Venice was also a centre of glass making in the 13th century. The workshops were centred on the island of Murano. Craftsmen from the Middle East came to Venice, sharing not just their skills, but also their style, which influenced the glass made in Venice during that time. So the Middle East–Venice connection was well established, and the theory that the glass made its way there from Egypt is entirely plausible. And it is equally easy to imagine the glass’s journey from Venice onwards.
Marian Wenzel writes in her article about the Islamic glass: “It would be tempting to see the name ‘Lombard Street’ as indicating the presence of Italian bankers or merchants, but there is no sufficiently early record of the street-name.”
It is not necessary, however, to assume the residency of an Italian merchant to make the journey of the Islamic glass via Venice plausible. Several fairs were held in Abingdon every year, and the goods on offer were not confined to local produce, but included fancy goods from further afield. St Mary’s Fair in particular, held annually in September, was attended by traders from far and wide, including foreign merchants, their stalls stretching along Bury Street. Among the goods on offer were spices, textiles from Italy and the Low Countries, and amber from the Baltic coast. It is therefore not inconceivable that one of the merchants offered fine imported glasses such as this one. Did anyone in Abingdon have the money to buy such luxuries? Probably yes. Abingdon was a country town, but a prosperous one, with flourishing industries and trade. And if no one else, certainly the rich Benedictine Abbey would have been able to buy something like the glass. If we presume the Abbey as the former owner of the glass, it might also have received it as a gift from a visitor, or as a bequest.
All of this has to remain conjecture, though, along with any speculation of how the glass came to be in that particular house in Lombard Street.
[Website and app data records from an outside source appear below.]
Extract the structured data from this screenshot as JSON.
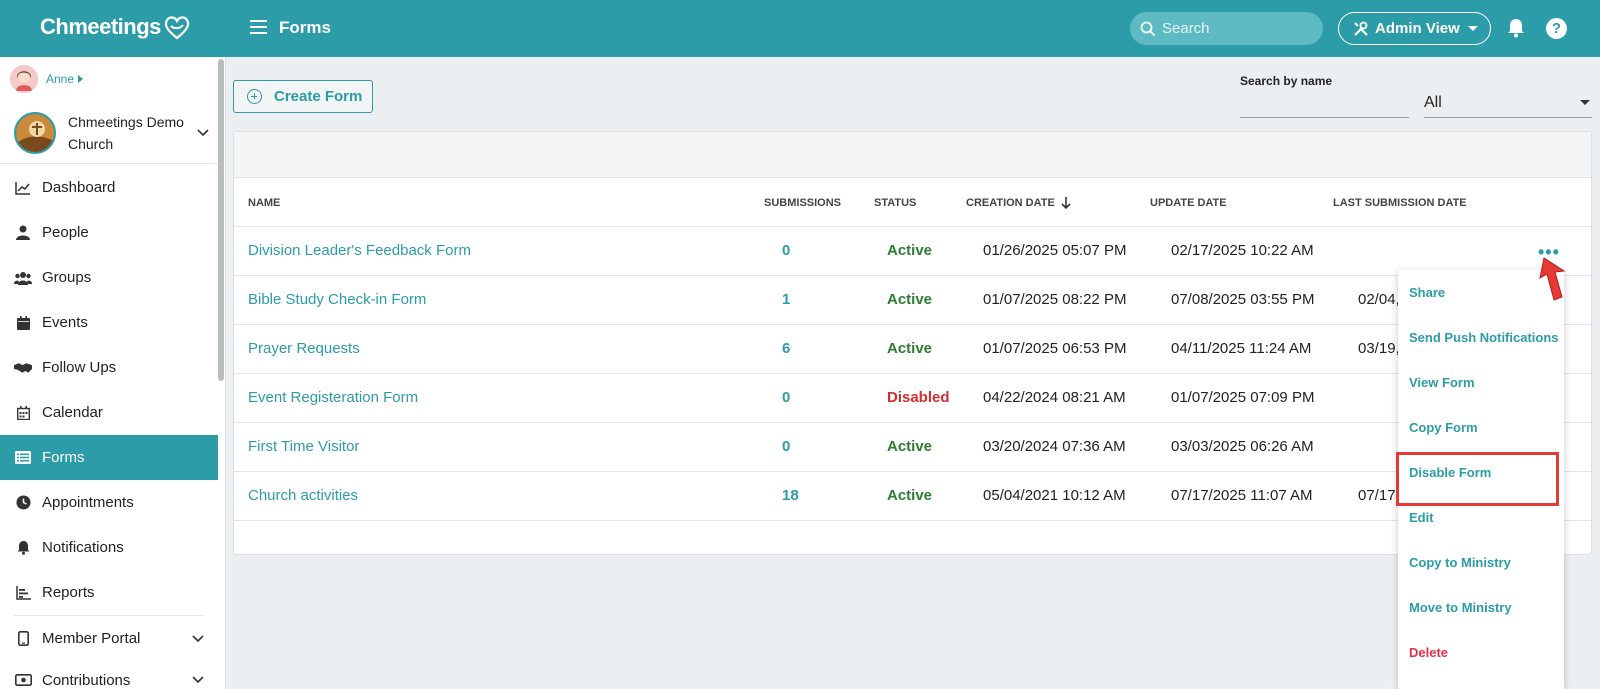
{
  "app": {
    "name": "Chmeetings",
    "page_title": "Forms"
  },
  "topbar": {
    "search_placeholder": "Search",
    "admin_view_label": "Admin View"
  },
  "sidebar": {
    "user_name": "Anne",
    "church_name": "Chmeetings Demo Church",
    "items": [
      {
        "label": "Dashboard",
        "icon": "chart-line-icon"
      },
      {
        "label": "People",
        "icon": "person-icon"
      },
      {
        "label": "Groups",
        "icon": "users-icon"
      },
      {
        "label": "Events",
        "icon": "calendar-icon"
      },
      {
        "label": "Follow Ups",
        "icon": "handshake-icon"
      },
      {
        "label": "Calendar",
        "icon": "calendar-grid-icon"
      },
      {
        "label": "Forms",
        "icon": "list-icon",
        "active": true
      },
      {
        "label": "Appointments",
        "icon": "clock-icon"
      },
      {
        "label": "Notifications",
        "icon": "bell-icon"
      },
      {
        "label": "Reports",
        "icon": "bar-chart-icon"
      },
      {
        "label": "Member Portal",
        "icon": "phone-icon"
      },
      {
        "label": "Contributions",
        "icon": "money-icon"
      }
    ]
  },
  "toolbar": {
    "create_label": "Create Form",
    "search_by_name_label": "Search by name",
    "search_by_name_value": "",
    "status_filter_value": "All"
  },
  "table": {
    "headers": {
      "name": "NAME",
      "submissions": "SUBMISSIONS",
      "status": "STATUS",
      "creation_date": "CREATION DATE",
      "update_date": "UPDATE DATE",
      "last_submission_date": "LAST SUBMISSION DATE"
    },
    "rows": [
      {
        "name": "Division Leader's Feedback Form",
        "submissions": "0",
        "status": "Active",
        "created": "01/26/2025 05:07 PM",
        "updated": "02/17/2025 10:22 AM",
        "last": ""
      },
      {
        "name": "Bible Study Check-in Form",
        "submissions": "1",
        "status": "Active",
        "created": "01/07/2025 08:22 PM",
        "updated": "07/08/2025 03:55 PM",
        "last": "02/04,"
      },
      {
        "name": "Prayer Requests",
        "submissions": "6",
        "status": "Active",
        "created": "01/07/2025 06:53 PM",
        "updated": "04/11/2025 11:24 AM",
        "last": "03/19,"
      },
      {
        "name": "Event Registeration Form",
        "submissions": "0",
        "status": "Disabled",
        "created": "04/22/2024 08:21 AM",
        "updated": "01/07/2025 07:09 PM",
        "last": ""
      },
      {
        "name": "First Time Visitor",
        "submissions": "0",
        "status": "Active",
        "created": "03/20/2024 07:36 AM",
        "updated": "03/03/2025 06:26 AM",
        "last": ""
      },
      {
        "name": "Church activities",
        "submissions": "18",
        "status": "Active",
        "created": "05/04/2021 10:12 AM",
        "updated": "07/17/2025 11:07 AM",
        "last": "07/17"
      }
    ]
  },
  "row_menu": {
    "items": [
      "Share",
      "Send Push Notifications",
      "View Form",
      "Copy Form",
      "Disable Form",
      "Edit",
      "Copy to Ministry",
      "Move to Ministry",
      "Delete"
    ]
  },
  "colors": {
    "brand": "#2c9ca8",
    "active": "#2e7d32",
    "disabled": "#d32f2f",
    "delete": "#e0334a",
    "highlight": "#e53935"
  }
}
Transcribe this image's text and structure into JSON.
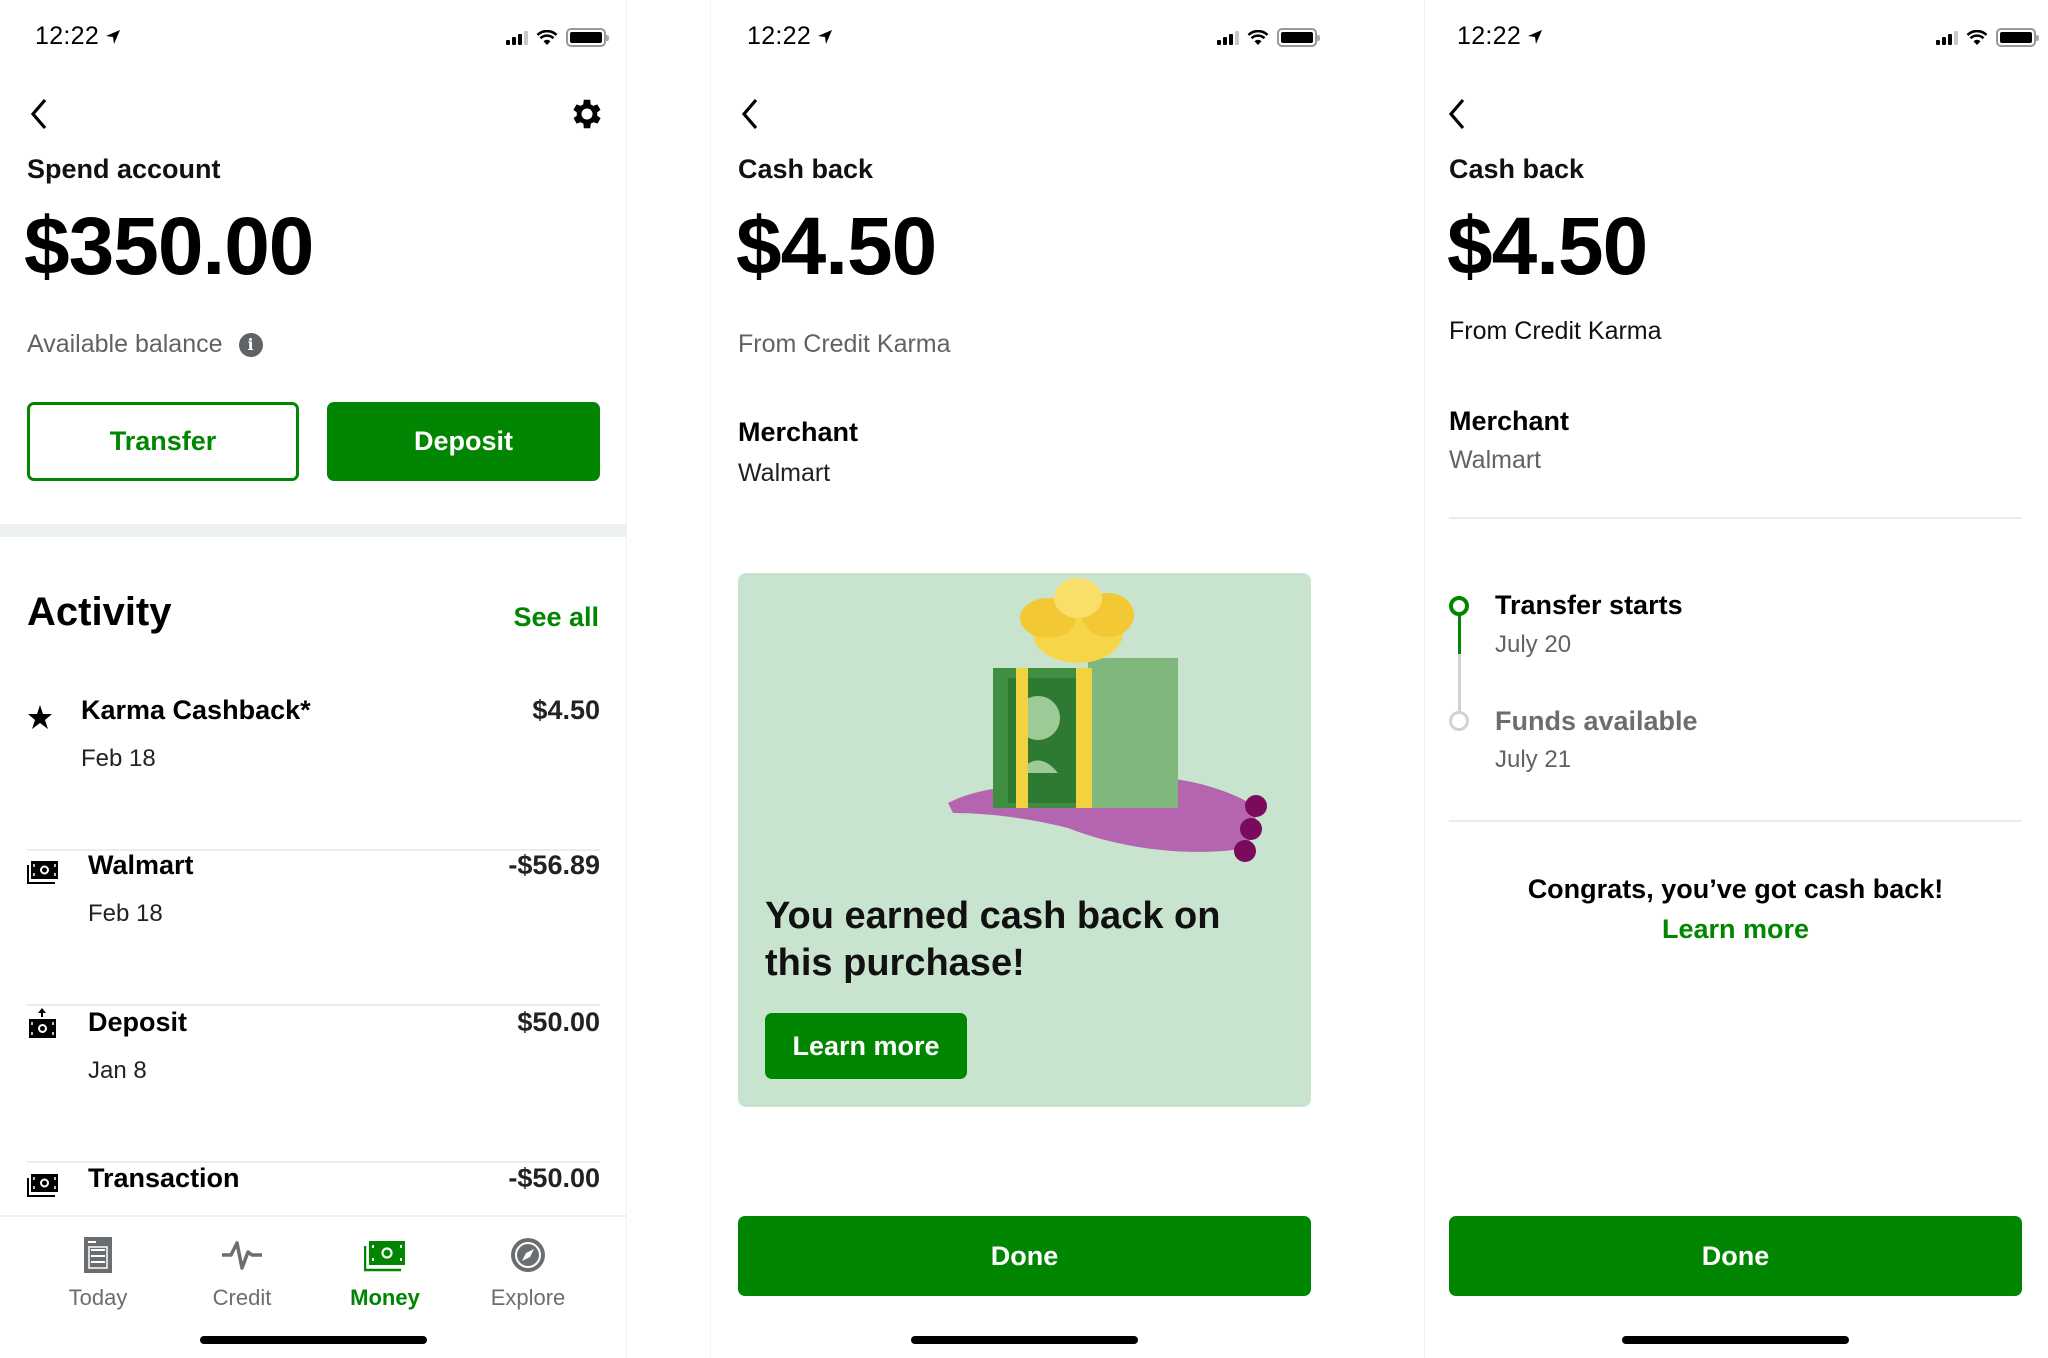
{
  "status_bar": {
    "time": "12:22"
  },
  "spend_screen": {
    "title": "Spend account",
    "balance": "$350.00",
    "balance_label": "Available balance",
    "transfer_label": "Transfer",
    "deposit_label": "Deposit",
    "activity_title": "Activity",
    "see_all_label": "See all",
    "activity": [
      {
        "icon": "star-icon",
        "title": "Karma Cashback*",
        "date": "Feb 18",
        "amount": "$4.50"
      },
      {
        "icon": "cash-icon",
        "title": "Walmart",
        "date": "Feb 18",
        "amount": "-$56.89"
      },
      {
        "icon": "cash-deposit-icon",
        "title": "Deposit",
        "date": "Jan 8",
        "amount": "$50.00"
      },
      {
        "icon": "cash-icon",
        "title": "Transaction",
        "date": "",
        "amount": "-$50.00"
      }
    ],
    "tabs": [
      {
        "icon": "document-icon",
        "label": "Today",
        "active": false
      },
      {
        "icon": "pulse-icon",
        "label": "Credit",
        "active": false
      },
      {
        "icon": "cash-icon",
        "label": "Money",
        "active": true
      },
      {
        "icon": "compass-icon",
        "label": "Explore",
        "active": false
      }
    ]
  },
  "cashback_screen": {
    "title": "Cash back",
    "amount": "$4.50",
    "source": "From Credit Karma",
    "merchant_label": "Merchant",
    "merchant": "Walmart",
    "promo_heading": "You earned cash back on this purchase!",
    "promo_button": "Learn more",
    "done_label": "Done"
  },
  "cashback_detail_screen": {
    "title": "Cash back",
    "amount": "$4.50",
    "source": "From Credit Karma",
    "merchant_label": "Merchant",
    "merchant": "Walmart",
    "timeline": [
      {
        "title": "Transfer starts",
        "date": "July 20",
        "state": "complete"
      },
      {
        "title": "Funds available",
        "date": "July 21",
        "state": "pending"
      }
    ],
    "congrats": "Congrats, you’ve got cash back!",
    "learn_more": "Learn more",
    "done_label": "Done"
  },
  "colors": {
    "brand_green": "#008600",
    "promo_background": "#c9e4ce",
    "muted_text": "#5f6366",
    "divider": "#e8eded"
  }
}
What is certain is that the glass is a rare find, and one that opens a window from Abingdon onto the wider world.
The article quoted is Marion Wenzel, Thirteenth-century Islamic Enamelled Glass Found in Medieval Abingdon, Oxford Journal of Archaeology Vol.3 No. 3 (November 1984)
Elin Bornemann, Collections Officer